Codemasters nerds out for its most detailed, most hardcore and most satisfying F1 game to date.
Metroid's first outing in years strips away the series' isolation and exploration for a serviceable co-op experience.
A breezy sci-fi adventure emboldened by its use of VR that is undone by its mundane underpinnings.
Capcom's oddest Resident Evil spin-off yet is also its scrappiest, with uneven execution obscuring an otherwise entertaining online shooter.
DICE's reboot of a flawed modern classic fixes old problems while introducing new ones all of its own.
Vast, gorgeous (and confusingly delivered), Fire Emblem Fates sees Intelligent Systems at the very top of its game.
Platinum Games takes a quirky experiment and fleshes it out into a enjoyable Star Fox revival that's stretched a little too thin.
A slick yet hollow hybrid of television and third-person shooting, Quantum Break sees electric style winning out over a lack of substance.
Nadeo makes a concerted effort for console, resulting in a focussed, fantastic Trackmania.
Smart, stupid and scrappy, The Division is an ambitious online RPG that delivers strategy and spectacle in equal measure.
This handsome HD remaster sees Zelda at its most expansive, but also its least adventurous.
A frustrating, limited exploration game as well as a delirious celebration of one of sci-fi's greats, Californium is a fascinating oddity.
SCS Software's series has its grand homecoming, and a slim initial release doesn't quite hold back its measured majesty.
An off-road racer with an incredible amount of content, Sébastien Loeb Rally Evo is let down by its own dreariness.
An understandably personal work, That Dragon, Cancer's sentimental excesses place a minor dent in a powerful, brave game.
Hardware: Rivals is a throwback to a different era of multiplayer, though it's a little too modest to properly pull it off.
Codemasters goes hardcore with this no-frills, punishing off-road sim, resulting in its best game in years.
Rainbow Six is revived as an exciting multiplayer experience that's occasionally compromised by its eSports ambitions.
Battlefront's multiplayer-centric action is stylish and refreshingly simple, although it can feel more stunted than streamlined.
More than just a pleasant surprise, this expansion puts into focus all that's good about DriveClub.
Need for Speed's recent purple patch ends in the mixed influences of this flat and awkward reboot.
A convincing reboot for the series, marred only by its own modesty and technical issues.
Like Shadow of Mordor before it, Mad Max sees Warner Bros thoughtfully apply its filmic property to an open world.
A welcome reboot for the series, F1 2015 can be more thrilling than the sport itself at present - but it's let down by a dearth of features.
Nintendo covers new ground with messy colour in Splatoon - and creates one of its finest games in a generation in the process.
With its sweeping changes and fresh additions, House of Wolves is the best thing to happen to Destiny since its launch.

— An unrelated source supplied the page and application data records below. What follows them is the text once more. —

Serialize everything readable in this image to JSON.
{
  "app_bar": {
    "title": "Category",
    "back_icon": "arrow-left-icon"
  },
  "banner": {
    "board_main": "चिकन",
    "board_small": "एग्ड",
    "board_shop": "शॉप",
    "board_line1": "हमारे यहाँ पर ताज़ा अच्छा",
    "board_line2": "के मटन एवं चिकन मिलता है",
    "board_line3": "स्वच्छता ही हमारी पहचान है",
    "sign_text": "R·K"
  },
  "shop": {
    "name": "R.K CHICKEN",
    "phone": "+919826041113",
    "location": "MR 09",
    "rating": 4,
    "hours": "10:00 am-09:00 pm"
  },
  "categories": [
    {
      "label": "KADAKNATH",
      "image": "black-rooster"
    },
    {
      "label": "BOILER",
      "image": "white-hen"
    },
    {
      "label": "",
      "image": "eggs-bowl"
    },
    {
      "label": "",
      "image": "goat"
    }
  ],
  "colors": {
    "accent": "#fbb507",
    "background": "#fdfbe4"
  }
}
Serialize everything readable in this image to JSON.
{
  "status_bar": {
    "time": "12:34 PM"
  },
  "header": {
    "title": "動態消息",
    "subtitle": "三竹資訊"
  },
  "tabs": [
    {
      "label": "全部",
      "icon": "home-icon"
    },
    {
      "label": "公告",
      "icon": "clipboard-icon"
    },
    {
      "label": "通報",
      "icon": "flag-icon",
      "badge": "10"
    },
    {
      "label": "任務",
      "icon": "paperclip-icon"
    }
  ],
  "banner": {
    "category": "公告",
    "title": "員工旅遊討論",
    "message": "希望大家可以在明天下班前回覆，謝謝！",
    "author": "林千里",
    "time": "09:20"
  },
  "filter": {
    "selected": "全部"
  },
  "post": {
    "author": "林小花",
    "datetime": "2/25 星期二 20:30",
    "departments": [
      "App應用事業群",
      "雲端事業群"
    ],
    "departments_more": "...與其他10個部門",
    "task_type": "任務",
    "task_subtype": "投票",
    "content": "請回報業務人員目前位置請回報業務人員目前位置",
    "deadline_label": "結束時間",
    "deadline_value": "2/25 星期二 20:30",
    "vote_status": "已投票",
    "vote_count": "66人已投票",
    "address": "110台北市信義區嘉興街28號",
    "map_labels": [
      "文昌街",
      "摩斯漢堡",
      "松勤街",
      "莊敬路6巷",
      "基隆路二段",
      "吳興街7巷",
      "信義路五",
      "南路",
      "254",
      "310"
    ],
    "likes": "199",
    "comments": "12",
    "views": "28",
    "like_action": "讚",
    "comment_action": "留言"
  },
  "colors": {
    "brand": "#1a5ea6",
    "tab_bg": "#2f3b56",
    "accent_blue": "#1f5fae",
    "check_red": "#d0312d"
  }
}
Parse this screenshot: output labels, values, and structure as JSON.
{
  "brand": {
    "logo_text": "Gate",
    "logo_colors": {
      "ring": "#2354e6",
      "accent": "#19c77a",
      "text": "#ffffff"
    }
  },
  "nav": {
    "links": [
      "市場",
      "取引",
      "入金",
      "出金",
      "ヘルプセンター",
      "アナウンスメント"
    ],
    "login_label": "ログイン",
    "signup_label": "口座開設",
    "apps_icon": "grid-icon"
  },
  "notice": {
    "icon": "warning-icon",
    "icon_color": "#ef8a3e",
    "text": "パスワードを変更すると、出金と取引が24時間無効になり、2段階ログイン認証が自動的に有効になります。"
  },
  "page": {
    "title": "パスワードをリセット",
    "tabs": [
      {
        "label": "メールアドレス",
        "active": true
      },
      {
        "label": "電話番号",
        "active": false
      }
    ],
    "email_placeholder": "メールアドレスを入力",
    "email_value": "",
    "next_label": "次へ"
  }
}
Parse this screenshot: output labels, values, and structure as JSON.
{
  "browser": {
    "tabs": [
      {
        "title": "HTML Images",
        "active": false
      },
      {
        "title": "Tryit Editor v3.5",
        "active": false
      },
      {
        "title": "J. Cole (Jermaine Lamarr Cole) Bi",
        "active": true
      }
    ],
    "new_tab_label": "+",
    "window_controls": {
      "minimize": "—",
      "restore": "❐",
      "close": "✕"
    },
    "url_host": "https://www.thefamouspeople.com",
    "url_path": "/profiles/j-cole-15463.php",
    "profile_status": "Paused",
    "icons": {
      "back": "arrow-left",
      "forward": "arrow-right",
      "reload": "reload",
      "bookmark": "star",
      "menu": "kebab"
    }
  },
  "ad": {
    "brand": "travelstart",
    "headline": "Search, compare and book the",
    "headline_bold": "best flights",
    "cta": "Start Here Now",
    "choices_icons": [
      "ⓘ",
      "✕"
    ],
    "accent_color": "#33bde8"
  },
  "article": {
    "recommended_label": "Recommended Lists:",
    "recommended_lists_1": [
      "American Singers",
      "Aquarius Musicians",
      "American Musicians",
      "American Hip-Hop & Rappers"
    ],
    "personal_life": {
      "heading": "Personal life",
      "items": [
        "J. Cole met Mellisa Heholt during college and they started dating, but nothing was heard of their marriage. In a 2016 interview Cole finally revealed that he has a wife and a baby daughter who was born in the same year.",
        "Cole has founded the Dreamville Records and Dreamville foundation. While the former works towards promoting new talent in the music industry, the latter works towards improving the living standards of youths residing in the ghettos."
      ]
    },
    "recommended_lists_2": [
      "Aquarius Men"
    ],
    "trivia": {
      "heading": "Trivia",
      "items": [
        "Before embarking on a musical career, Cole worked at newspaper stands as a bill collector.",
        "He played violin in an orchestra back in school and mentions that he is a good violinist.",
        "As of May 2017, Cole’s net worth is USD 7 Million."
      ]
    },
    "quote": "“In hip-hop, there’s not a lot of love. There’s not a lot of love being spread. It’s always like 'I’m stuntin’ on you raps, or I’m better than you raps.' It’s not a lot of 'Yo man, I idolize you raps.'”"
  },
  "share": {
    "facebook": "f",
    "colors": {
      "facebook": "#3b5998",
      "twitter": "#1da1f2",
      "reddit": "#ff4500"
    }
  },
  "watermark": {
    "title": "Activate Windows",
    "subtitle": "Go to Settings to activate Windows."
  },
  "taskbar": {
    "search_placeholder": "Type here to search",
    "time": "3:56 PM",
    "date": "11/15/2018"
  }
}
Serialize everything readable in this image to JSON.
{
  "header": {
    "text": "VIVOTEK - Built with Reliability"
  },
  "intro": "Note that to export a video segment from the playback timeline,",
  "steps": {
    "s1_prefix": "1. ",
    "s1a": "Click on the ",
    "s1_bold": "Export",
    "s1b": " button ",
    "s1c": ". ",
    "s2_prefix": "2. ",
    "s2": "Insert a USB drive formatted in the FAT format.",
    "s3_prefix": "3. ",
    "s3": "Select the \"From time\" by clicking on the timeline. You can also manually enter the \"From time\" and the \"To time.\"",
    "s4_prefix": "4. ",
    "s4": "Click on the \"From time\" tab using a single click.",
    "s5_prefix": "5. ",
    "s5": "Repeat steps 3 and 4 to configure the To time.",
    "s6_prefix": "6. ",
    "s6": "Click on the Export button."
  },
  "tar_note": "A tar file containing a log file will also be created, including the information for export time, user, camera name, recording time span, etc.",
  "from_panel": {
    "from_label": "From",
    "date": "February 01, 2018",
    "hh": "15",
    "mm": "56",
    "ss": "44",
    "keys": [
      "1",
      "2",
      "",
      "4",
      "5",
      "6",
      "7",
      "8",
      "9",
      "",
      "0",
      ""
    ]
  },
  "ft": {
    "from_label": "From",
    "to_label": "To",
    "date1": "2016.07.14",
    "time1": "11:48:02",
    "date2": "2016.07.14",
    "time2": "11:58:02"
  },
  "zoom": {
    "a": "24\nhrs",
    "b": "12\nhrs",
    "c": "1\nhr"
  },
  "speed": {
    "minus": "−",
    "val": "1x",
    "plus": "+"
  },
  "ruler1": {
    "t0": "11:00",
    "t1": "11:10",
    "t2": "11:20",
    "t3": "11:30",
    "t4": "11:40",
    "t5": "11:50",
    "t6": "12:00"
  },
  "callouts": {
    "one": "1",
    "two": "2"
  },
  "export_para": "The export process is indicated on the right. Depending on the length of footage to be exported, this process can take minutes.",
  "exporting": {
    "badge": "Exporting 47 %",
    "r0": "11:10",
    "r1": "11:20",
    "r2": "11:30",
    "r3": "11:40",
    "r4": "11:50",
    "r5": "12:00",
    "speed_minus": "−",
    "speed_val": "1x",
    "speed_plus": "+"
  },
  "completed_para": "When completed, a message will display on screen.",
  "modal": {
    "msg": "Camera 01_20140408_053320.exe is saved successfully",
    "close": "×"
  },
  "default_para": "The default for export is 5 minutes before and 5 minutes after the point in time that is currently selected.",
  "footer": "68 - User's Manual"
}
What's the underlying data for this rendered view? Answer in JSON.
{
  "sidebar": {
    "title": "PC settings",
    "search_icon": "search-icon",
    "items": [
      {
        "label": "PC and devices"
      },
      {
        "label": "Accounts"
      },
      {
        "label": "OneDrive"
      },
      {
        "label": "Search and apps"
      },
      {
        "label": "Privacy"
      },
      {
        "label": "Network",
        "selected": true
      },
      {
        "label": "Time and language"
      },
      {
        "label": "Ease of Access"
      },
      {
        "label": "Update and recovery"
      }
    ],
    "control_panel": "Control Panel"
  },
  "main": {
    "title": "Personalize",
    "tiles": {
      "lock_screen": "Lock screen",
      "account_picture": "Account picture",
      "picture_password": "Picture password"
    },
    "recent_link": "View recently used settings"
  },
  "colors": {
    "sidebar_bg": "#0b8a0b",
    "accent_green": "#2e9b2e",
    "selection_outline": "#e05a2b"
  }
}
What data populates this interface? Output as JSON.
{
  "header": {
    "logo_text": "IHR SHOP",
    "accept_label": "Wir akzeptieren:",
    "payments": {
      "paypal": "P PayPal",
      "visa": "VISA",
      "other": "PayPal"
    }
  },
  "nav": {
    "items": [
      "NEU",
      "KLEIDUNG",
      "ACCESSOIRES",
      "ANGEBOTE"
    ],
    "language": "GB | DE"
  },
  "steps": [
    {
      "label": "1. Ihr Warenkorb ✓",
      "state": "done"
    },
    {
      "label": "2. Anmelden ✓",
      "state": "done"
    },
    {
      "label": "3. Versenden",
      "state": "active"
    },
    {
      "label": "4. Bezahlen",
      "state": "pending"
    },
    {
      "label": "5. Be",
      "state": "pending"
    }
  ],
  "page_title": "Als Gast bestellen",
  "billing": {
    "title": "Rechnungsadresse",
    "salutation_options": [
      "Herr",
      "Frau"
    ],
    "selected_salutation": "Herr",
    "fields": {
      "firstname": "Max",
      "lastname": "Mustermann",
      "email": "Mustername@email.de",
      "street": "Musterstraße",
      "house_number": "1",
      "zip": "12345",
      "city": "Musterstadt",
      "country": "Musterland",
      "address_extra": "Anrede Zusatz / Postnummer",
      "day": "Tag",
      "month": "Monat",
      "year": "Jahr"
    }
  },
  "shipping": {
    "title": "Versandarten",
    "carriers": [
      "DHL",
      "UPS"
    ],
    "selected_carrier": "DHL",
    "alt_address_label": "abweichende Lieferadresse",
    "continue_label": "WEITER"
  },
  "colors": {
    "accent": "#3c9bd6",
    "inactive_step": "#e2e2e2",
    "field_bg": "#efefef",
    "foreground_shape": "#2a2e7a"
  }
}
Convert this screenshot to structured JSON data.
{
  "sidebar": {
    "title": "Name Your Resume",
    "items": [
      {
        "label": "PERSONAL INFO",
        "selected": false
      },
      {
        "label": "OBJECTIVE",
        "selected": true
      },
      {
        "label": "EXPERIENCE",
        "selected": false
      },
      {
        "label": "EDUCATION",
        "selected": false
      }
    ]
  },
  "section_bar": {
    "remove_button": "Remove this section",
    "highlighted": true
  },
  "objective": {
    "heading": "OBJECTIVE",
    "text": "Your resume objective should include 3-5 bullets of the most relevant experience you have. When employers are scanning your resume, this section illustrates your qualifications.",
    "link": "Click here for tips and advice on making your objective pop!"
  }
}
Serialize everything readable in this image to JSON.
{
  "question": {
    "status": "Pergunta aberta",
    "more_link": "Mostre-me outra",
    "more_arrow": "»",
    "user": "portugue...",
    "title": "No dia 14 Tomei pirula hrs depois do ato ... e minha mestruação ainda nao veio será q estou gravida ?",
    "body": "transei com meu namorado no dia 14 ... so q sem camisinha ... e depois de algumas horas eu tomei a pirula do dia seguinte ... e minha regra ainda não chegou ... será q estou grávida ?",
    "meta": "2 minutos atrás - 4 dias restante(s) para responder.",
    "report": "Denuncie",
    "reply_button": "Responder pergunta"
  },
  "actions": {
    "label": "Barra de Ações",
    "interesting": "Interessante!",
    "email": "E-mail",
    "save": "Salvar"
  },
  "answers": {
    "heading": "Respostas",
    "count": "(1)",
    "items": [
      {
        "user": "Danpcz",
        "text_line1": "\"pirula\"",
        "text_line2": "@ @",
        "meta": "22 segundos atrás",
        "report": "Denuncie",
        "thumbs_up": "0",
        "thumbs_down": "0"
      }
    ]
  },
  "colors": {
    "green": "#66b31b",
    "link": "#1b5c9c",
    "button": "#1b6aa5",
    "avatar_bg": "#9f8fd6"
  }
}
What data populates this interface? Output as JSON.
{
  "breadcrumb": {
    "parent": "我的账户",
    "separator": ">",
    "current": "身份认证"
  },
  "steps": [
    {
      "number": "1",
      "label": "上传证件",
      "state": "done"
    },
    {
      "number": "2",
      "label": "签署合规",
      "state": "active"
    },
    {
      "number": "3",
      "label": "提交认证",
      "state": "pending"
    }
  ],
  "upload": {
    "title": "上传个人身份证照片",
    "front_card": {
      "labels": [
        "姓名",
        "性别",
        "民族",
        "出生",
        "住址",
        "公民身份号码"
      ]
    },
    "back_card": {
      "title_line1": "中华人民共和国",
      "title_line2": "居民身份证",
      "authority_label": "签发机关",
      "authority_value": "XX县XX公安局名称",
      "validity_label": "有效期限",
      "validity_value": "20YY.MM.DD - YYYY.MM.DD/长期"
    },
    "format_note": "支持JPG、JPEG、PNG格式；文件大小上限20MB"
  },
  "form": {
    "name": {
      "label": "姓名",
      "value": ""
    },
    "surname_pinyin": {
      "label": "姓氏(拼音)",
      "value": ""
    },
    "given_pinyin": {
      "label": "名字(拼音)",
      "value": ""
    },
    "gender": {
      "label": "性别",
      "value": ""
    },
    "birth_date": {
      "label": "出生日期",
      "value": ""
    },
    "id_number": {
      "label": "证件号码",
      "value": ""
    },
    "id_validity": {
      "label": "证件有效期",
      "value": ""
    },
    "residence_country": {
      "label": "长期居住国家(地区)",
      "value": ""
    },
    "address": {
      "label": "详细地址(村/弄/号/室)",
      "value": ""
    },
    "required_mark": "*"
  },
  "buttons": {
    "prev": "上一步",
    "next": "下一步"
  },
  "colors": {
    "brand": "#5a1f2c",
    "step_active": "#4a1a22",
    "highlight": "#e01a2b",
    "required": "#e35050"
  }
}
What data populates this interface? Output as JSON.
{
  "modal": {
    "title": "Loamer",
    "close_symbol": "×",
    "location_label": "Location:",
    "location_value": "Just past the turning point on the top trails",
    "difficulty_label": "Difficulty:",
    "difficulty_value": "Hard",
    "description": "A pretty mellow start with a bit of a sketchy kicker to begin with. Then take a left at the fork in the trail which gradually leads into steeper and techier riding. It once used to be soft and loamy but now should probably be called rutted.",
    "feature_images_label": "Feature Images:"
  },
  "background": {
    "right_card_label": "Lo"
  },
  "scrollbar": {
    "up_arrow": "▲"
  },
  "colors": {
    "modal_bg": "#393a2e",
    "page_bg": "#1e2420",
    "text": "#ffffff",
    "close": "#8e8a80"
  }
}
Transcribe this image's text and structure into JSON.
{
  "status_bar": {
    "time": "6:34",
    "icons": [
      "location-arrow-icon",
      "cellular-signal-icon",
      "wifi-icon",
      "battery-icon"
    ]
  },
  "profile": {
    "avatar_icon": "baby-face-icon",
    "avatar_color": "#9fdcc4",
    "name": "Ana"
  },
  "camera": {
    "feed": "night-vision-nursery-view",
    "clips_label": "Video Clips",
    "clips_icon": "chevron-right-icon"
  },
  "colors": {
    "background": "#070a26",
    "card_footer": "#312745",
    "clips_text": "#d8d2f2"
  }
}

A warm-hearted, endlessly inventive revival of a modern classic, Kirby and the Rainbow Curse is another Wii U exclusive charmer.
Affordable Space Adventures is an inventive, charming environmental puzzler that makes full use of the Wii U's many quirks.
An effective effort at making a Gran Turismo for bikes, Ride doesn't do quite enough to convert non-believers.
A technically impressive port of a masterly RPG, though the small screen ultimately proves too restrictive for a game of this scope.